[Read: Side Effects of Soft Drinks]
3. Tooth Decay
When you drink carbonated water, carbon dioxide turns into acid, that weakens the dental enamel. This makes your teeth prone to cavities. And if you drink too much? That dental enamel can be permanently destroyed.
It doesn’t even matter if the carbonated water is “sugar-free”. You need to watch out for those acids.4
Poor Oral Wound Healing
Beyond your choppers, carbonated water will irritate your mouth. This can be bad news if you already have a cut or sore. Carbonation not only delays proper healing but also has pro-inflammatory effects on the mucosal membrane.5

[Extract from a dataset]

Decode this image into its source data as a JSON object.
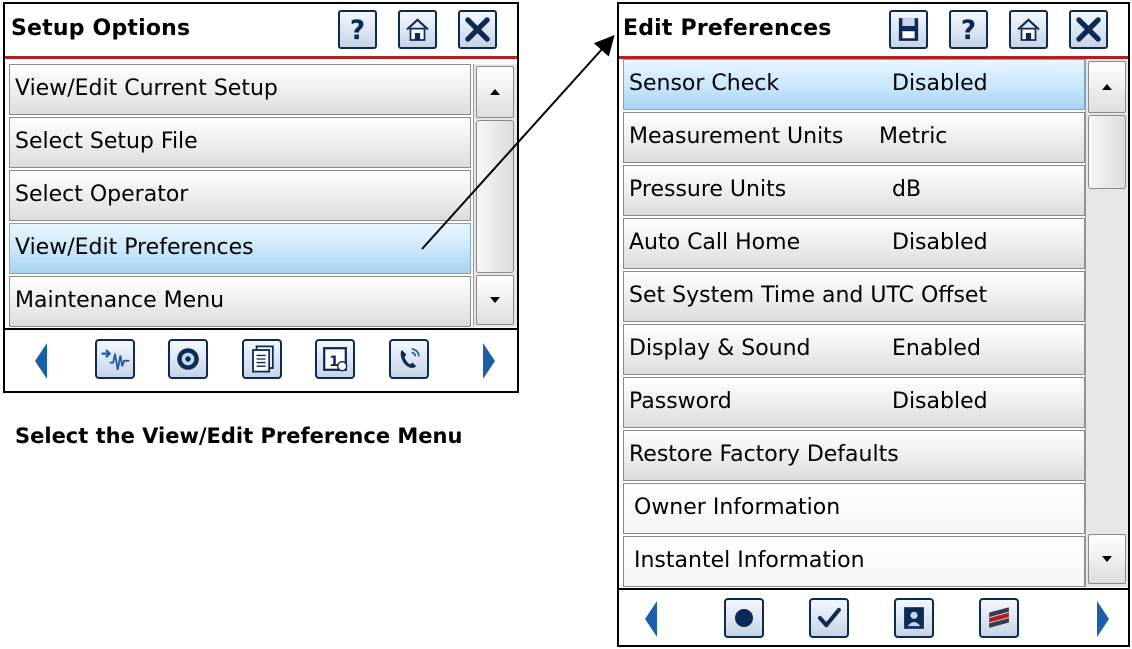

5. Acid Reflux
If you’re prone to acid reflux, avoid carbonated water. The carbonation can significantly weaken the lower esophageal sphincter. This side effect will spark a backflow of acid, leading to burning and discomfort.

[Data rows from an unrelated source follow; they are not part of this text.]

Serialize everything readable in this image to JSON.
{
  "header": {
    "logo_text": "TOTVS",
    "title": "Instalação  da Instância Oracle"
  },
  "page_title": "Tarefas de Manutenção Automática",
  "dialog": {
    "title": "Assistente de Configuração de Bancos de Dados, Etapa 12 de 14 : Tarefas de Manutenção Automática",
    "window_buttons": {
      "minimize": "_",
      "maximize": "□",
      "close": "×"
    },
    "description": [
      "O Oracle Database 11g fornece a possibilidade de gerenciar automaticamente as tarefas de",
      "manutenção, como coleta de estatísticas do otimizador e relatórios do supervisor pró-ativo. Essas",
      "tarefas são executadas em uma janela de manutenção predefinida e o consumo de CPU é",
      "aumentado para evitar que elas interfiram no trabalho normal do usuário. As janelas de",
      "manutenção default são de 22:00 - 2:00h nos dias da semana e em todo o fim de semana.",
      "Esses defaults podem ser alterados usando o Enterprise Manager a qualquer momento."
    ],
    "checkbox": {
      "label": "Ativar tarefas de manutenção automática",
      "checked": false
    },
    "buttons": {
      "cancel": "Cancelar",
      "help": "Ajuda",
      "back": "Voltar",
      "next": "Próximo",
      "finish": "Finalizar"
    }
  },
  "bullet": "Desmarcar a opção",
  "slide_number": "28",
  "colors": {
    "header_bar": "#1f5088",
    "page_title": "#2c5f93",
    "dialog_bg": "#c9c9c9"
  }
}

Acid reflux might even turn into gastroesophageal reflux disease or GERD. No wonder researchers think that carbonated drinks contribute to the development of GERD.6
Increased Food Consumption

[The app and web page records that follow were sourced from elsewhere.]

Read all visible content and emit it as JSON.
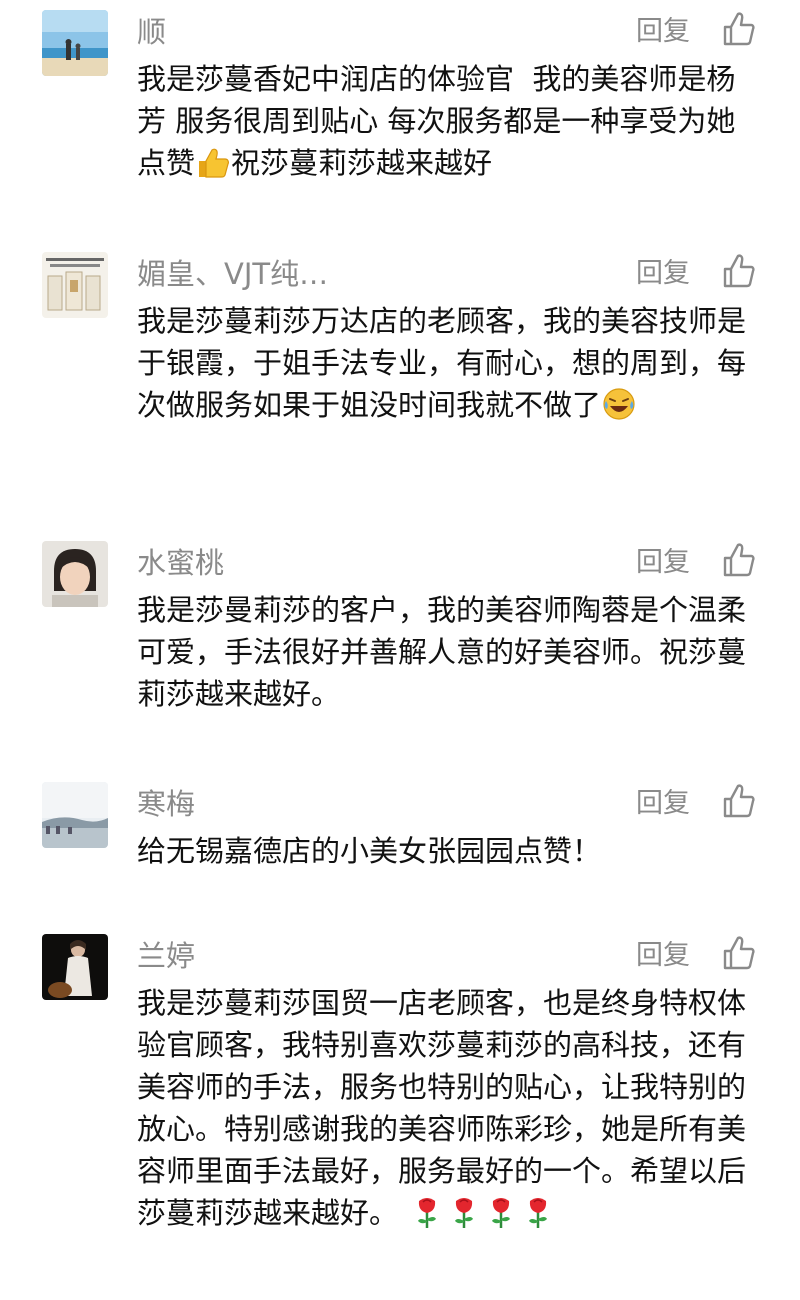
{
  "comments": [
    {
      "name": "顺",
      "reply_label": "回复",
      "text_before": "我是莎蔓香妃中润店的体验官  我的美容师是杨芳 服务很周到贴心 每次服务都是一种享受为她点赞",
      "text_after": "祝莎蔓莉莎越来越好",
      "emoji": "thumbs-up"
    },
    {
      "name": "媚皇、VJT纯…",
      "reply_label": "回复",
      "text_before": "我是莎蔓莉莎万达店的老顾客，我的美容技师是于银霞，于姐手法专业，有耐心，想的周到，每次做服务如果于姐没时间我就不做了",
      "text_after": "",
      "emoji": "laughing-crying"
    },
    {
      "name": "水蜜桃",
      "reply_label": "回复",
      "text_before": "我是莎曼莉莎的客户，我的美容师陶蓉是个温柔可爱，手法很好并善解人意的好美容师。祝莎蔓莉莎越来越好。",
      "text_after": "",
      "emoji": ""
    },
    {
      "name": "寒梅",
      "reply_label": "回复",
      "text_before": "给无锡嘉德店的小美女张园园点赞！",
      "text_after": "",
      "emoji": ""
    },
    {
      "name": "兰婷",
      "reply_label": "回复",
      "text_before": "我是莎蔓莉莎国贸一店老顾客，也是终身特权体验官顾客，我特别喜欢莎蔓莉莎的高科技，还有美容师的手法，服务也特别的贴心，让我特别的放心。特别感谢我的美容师陈彩珍，她是所有美容师里面手法最好，服务最好的一个。希望以后莎蔓莉莎越来越好。",
      "text_after": "",
      "emoji": "rose-x4"
    }
  ],
  "colors": {
    "name": "#8a8a8a",
    "body_text": "#111111",
    "action": "#8a8a8a",
    "background": "#ffffff"
  },
  "icons": {
    "like": "thumbs-up-outline-icon",
    "reply": "text-link"
  }
}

You might think that carbonated water makes you full. But this isn’t true!
Carbon dioxide gas actually increases ghrelin. This “hunger hormone” stimulates the hunger response and makes you hungry. It’s even thought to play a part in obesity.7
If you’re trying to lose weight, avoid these health risks by ditching carbonated water.
7. Increased Heart Rate
Drinking carbonated water also affects your heart. Compared to normal water, carbonation can speed up your heart rate in just five minutes. Researchers think that this is caused by a sensory reaction to the acids.
On the other hand, non-carbonated water actually slows down heart rate, making it the healthier choice.8
A Silver Lining
Despite these health risks, carbonated water has a few benefits.
For elders that have problems swallowing, carbonated water can improve it. Afterward, swallowing normal water becomes easier, emphasizing the lasting effect of carbonation.9
After vomiting, a little bubbly will relax your stomach. It’s also useful for treating constipation and tummy troubles.10
In moderation, carbonated water can be part of a healthy diet. Don’t overdo it if you want to avoid these negative side effects. Otherwise, regular non-carbonated water is always the best choice.
|↑1, ↑3||Belching, Bloating, Flatulence. American College of Gastroenterology.|
|↑2||Symptoms & Causes of Gas in the Digestive Tract.
|↑4||von Fraunhofer, J. Anthony, and Matthew M. Rogers. “Dissolution of dental enamel in soft drinks.” General Dentistry 52, no. 4 (2004): 308-312.|
|↑5||Fahim, Ayesha, Muhammad Sharjeel Ilyas, Fahim Haider Jafari, and Fauzia Farzana. “Effect of carbonated drinks on wound healing of oral epithelium.” Journal of oral biology and craniofacial research 6, no. 1 (2016): 50-54.|
|↑6||Hamoui, Nahid, Reginald V. Lord, Jeffrey A. Hagen, Joerg Theisen, Tom R. DeMeester, and Peter F. Crookes. “Response of the lower esophageal sphincter to gastric distention by carbonated beverages.” Journal of gastrointestinal surgery 10, no. 6 (2006): 870-877.|
|↑7||Eweis, Dureen Samandar, Fida Abed, and Johnny Stiban. “Carbon dioxide in carbonated beverages induces ghrelin release and increased food consumption in male rats: Implications on the onset of obesity.” Obesity Research & Clinical Practice (2017).|
|↑8||Wakisaka, Shiori, Hajime Nagai, M. U. R. A. Emi, Takehiro Matsumoto, Toshio Moritani, and Narumi Nagai. “The effects of carbonated water upon gastric and cardiac activities and fullness in healthy young women.” Journal of nutritional science and vitaminology 58, no. 5 (2012): 333-338.|
|↑9||Morishita, Motoyoshi, Sanae Mori, Shota Yamagami, and Masatoshi Mizutani. “Effect of carbonated beverages on pharyngeal swallowing in young individuals and elderly inpatients.” Dysphagia 29, no. 2 (2014): 213-222.|
|↑10||Cuomo, Rosario, Raffella Grasso, Giovanni Sarnelli, Gaetano Capuano, Emanuele Nicolai, Gerardo Nardone, Domenico Pomponi, Gabriele Budillon, and Enzo Ierardi. “Effects of carbonated water on functional dyspepsia and constipation.” European journal of gastroenterology & hepatology 14, no. 9 (2002): 991-999.|